An Evening with Cousin Coug
Pasta. I love pasta.
I’ve had pasta a million different ways. In my homemade beef noodle soup. Lovingly coaxed into an elegant yet rustic form at Flour+Water. Even in it’s most refined form, at restaurants like French Laundry and Marea. And through all of these culinary experiences, I got to thinking about the beauty of this ingredient. Think about it: something as simple as flour and eggs, transcending so many different cultures, and being enjoyed by so many people. I decided to embark on a quest to make my own pasta dough, and make it well.
Armed with a bottle of Veuve Cliquot and with the ingredients all laid out in front of me, I began by making a well in the flour, and mixing in my eggs by hand. Slowly the dough started to come together, changing in both color and texture. I noticed that it was a little bit dry, so I added another egg (even though the recipe didn’t call for it) and the first thing that I thought was that if eggs were shots of bourbon, this dough would be wasted.
As I kneaded the dough together, I couldn’t help but think how much hard work this was and I really began to truly appreciate the effort chefs put into all the amazing pasta dishes I’ve had in my life. My hands began to get tired and doubt was starting to fill my head. Was I kneading the dough the right way? Was I applying enough pressure? What if this pasta sucks? To boost my confidence, I decided to pour myself some Macallan 12 to rid myself of pasta dough insecurities. (Single malt scotch makes me feel like a super star in any situation)
Once the dough came together, I rubbed it with olive oil and let it rest. After the dough had rested, it pretty much resembled the aforementioned drunk person: relaxed and greased up. I then set up the pasta maker to sheet the pasta and began feeding it through the machine. As the pasta began to lengthen, I had some difficulty rolling it through in a straight line and pulling it out at the same time. Fueled by scotch, I became very determined and was cranking the handle so furiously that at times it flew out from the machine. I think the last time I concentrated that hard at something was when I took my SATs.
After passing the pasta numerous times through the machine, I finally got the pasta to resemble the thickness of pappardelle.
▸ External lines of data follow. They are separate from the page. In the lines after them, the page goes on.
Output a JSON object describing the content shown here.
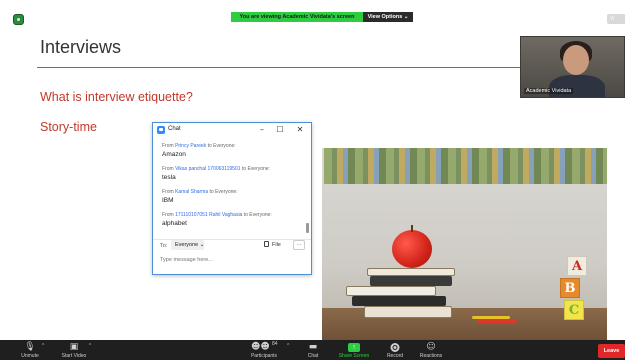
{
  "top_bar": {
    "viewing_banner": "You are viewing Academic Vividata's screen",
    "view_options_label": "View Options ⌄",
    "right_button_label": "Vi"
  },
  "slide": {
    "title": "Interviews",
    "subheading_1": "What is interview etiquette?",
    "subheading_2": "Story-time"
  },
  "participant_video": {
    "name": "Academic Vividata"
  },
  "chat": {
    "title": "Chat",
    "minimize": "–",
    "maximize": "☐",
    "close": "✕",
    "messages": [
      {
        "from_prefix": "From",
        "sender": "Princy Pareek",
        "to_text": "to Everyone:",
        "text": "Amazon"
      },
      {
        "from_prefix": "From",
        "sender": "Vikas panchal 170063119501",
        "to_text": "to Everyone:",
        "text": "tesla"
      },
      {
        "from_prefix": "From",
        "sender": "Kamal Sharma",
        "to_text": "to Everyone:",
        "text": "IBM"
      },
      {
        "from_prefix": "From",
        "sender": "171110107051 Rahil Vaghasia",
        "to_text": "to Everyone:",
        "text": "alphabet"
      }
    ],
    "to_label": "To:",
    "recipient": "Everyone ⌄",
    "file_label": "File",
    "more_label": "···",
    "input_placeholder": "Type message here..."
  },
  "photo_blocks": [
    "A",
    "B",
    "C"
  ],
  "toolbar": {
    "unmute_label": "Unmute",
    "start_video_label": "Start Video",
    "participants_label": "Participants",
    "participants_count": "84",
    "chat_label": "Chat",
    "share_screen_label": "Share Screen",
    "record_label": "Record",
    "reactions_label": "Reactions",
    "leave_label": "Leave",
    "caret": "^"
  },
  "colors": {
    "accent_red": "#c0392b",
    "zoom_green": "#2ecc40",
    "leave_red": "#e02828",
    "link_blue": "#2d6ee0"
  }
}
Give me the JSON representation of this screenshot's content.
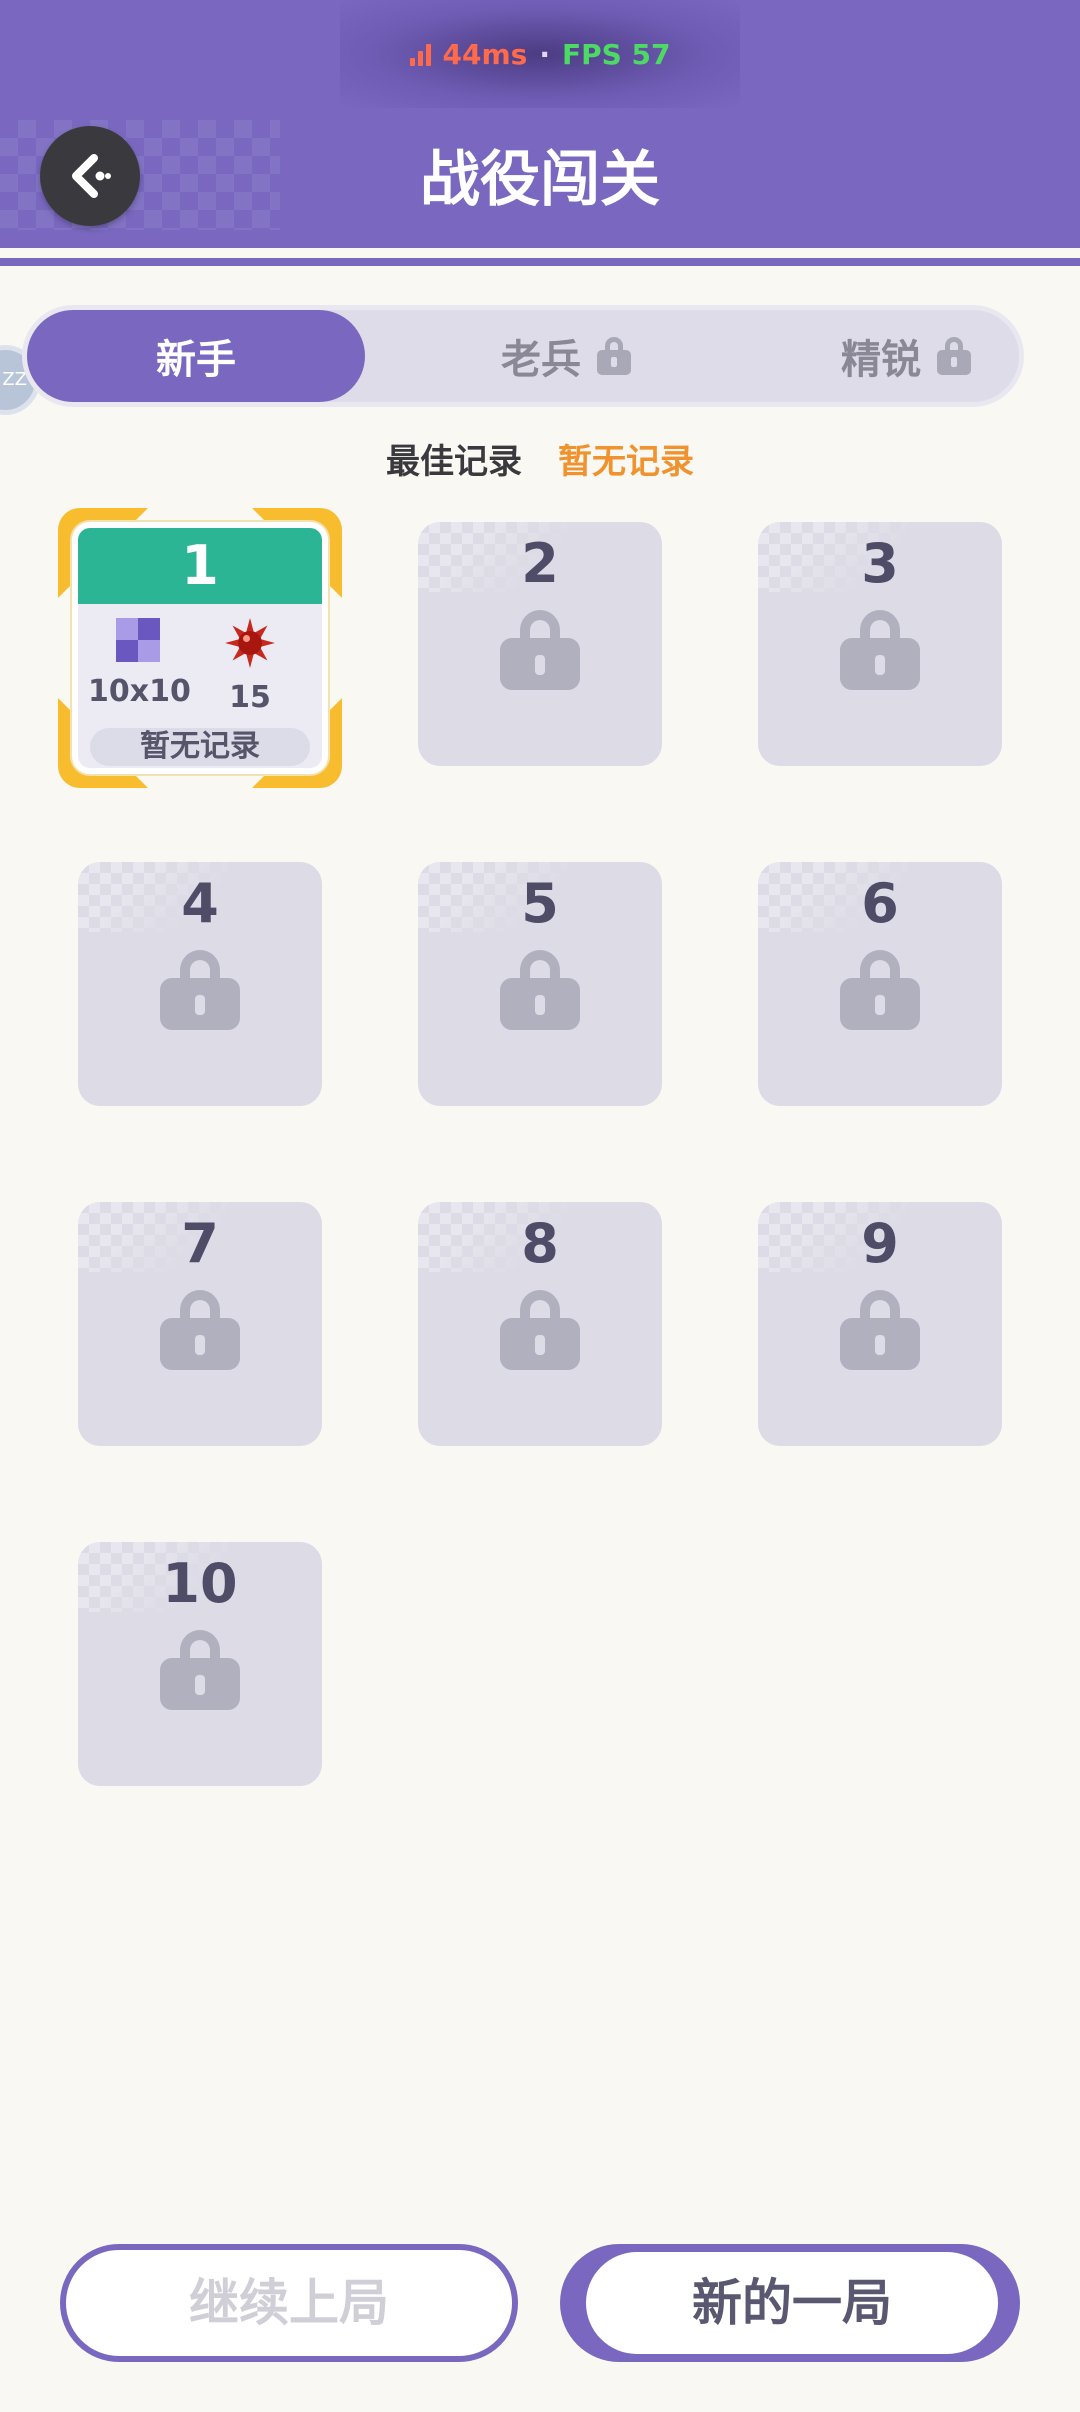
{
  "status": {
    "latency": "44ms",
    "separator": "·",
    "fps": "FPS 57"
  },
  "header": {
    "title": "战役闯关"
  },
  "side_badge": {
    "text": "ZZ"
  },
  "tabs": [
    {
      "label": "新手",
      "active": true,
      "locked": false
    },
    {
      "label": "老兵",
      "active": false,
      "locked": true
    },
    {
      "label": "精锐",
      "active": false,
      "locked": true
    }
  ],
  "best_record": {
    "label": "最佳记录",
    "value": "暂无记录"
  },
  "levels": [
    {
      "number": "1",
      "unlocked": true,
      "size": "10x10",
      "mines": "15",
      "record": "暂无记录"
    },
    {
      "number": "2",
      "unlocked": false
    },
    {
      "number": "3",
      "unlocked": false
    },
    {
      "number": "4",
      "unlocked": false
    },
    {
      "number": "5",
      "unlocked": false
    },
    {
      "number": "6",
      "unlocked": false
    },
    {
      "number": "7",
      "unlocked": false
    },
    {
      "number": "8",
      "unlocked": false
    },
    {
      "number": "9",
      "unlocked": false
    },
    {
      "number": "10",
      "unlocked": false
    }
  ],
  "buttons": {
    "continue": "继续上局",
    "new_game": "新的一局"
  },
  "colors": {
    "primary": "#7a68c0",
    "level_header": "#2bb595",
    "highlight": "#f7bd2e",
    "record": "#f0922e",
    "latency": "#ff6b4a",
    "fps": "#4cd964"
  },
  "icons": {
    "back": "back-arrow-icon",
    "signal": "signal-bars-icon",
    "lock": "lock-icon",
    "grid": "grid-size-icon",
    "mine": "mine-icon"
  }
}
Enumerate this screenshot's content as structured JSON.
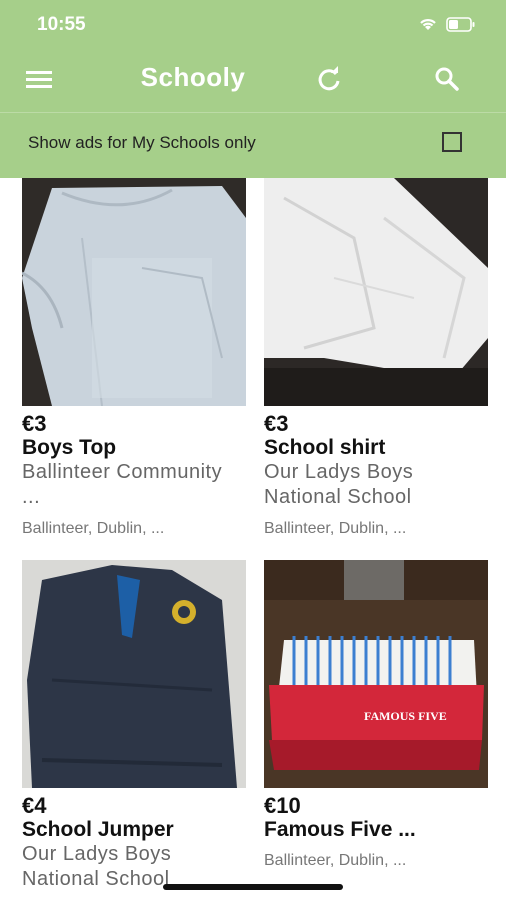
{
  "status_bar": {
    "time": "10:55"
  },
  "appbar": {
    "title": "Schooly"
  },
  "filter": {
    "label": "Show ads for My Schools only",
    "checked": false
  },
  "listings": [
    {
      "price": "€3",
      "name": "Boys Top",
      "school": "Ballinteer Community ...",
      "location": "Ballinteer, Dublin, ..."
    },
    {
      "price": "€3",
      "name": "School shirt",
      "school": "Our Ladys Boys National School",
      "location": "Ballinteer, Dublin, ..."
    },
    {
      "price": "€4",
      "name": "School Jumper",
      "school": "Our Ladys Boys National School",
      "location": ""
    },
    {
      "price": "€10",
      "name": "Famous Five ...",
      "school": "",
      "location": "Ballinteer, Dublin, ...",
      "image_text": "FAMOUS FIVE"
    }
  ],
  "colors": {
    "accent": "#a6cf8a",
    "header_text": "#ffffff"
  }
}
Maybe I had beer goggles but I was decently impressed with my work. The pork ragu that I had cooking at the same time was almost ready (which was good because I was really getting tired of looking at that pasta dough). I finally served my dish to my hungry family who thoroughly enjoyed it.
Though I was proud of myself for making pasta from scratch, I’ve decided that next time I’ll just go to Flour+Water to enjoy the fruits of their labor instead of mine.
- Cousin Coug